### TASK
In the entries below, count every line that has the string "icon", and answer with that count alone.

### RECORDS FOR THE EXERCISE
....
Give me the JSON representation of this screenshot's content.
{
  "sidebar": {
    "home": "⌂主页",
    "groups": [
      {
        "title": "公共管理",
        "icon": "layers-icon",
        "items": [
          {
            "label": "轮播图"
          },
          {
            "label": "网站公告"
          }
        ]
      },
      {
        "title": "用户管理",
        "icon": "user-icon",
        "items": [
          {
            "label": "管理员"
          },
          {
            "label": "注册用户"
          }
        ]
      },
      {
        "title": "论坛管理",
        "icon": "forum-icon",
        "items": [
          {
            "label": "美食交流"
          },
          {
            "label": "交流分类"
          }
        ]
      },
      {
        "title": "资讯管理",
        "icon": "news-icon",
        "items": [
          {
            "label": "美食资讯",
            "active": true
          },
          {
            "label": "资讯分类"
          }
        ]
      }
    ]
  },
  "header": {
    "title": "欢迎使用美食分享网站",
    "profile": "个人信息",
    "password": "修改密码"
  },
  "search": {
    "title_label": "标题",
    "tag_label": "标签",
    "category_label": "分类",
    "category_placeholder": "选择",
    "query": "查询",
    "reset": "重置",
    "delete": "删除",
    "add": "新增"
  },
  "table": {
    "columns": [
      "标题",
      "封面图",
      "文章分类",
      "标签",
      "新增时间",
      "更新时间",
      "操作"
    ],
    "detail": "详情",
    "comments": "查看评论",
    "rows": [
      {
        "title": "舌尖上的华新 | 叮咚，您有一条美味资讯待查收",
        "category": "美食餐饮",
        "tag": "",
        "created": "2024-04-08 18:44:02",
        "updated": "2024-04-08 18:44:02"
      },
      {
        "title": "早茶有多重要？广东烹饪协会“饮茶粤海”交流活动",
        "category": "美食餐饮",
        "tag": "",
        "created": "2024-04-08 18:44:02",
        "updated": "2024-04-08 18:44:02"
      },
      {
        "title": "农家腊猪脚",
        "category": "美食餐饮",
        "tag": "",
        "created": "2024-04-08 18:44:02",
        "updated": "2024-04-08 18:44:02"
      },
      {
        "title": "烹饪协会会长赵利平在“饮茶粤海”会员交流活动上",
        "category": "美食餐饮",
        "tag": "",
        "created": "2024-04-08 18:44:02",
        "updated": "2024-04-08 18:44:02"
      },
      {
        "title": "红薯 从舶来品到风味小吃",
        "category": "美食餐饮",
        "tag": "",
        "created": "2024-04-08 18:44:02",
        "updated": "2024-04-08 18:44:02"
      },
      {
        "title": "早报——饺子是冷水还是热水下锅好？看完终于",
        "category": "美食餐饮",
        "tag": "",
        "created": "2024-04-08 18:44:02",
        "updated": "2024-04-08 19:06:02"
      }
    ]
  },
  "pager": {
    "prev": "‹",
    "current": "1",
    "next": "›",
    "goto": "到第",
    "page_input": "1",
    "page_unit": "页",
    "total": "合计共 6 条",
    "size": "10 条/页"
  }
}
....
### RESPONSE AREA
4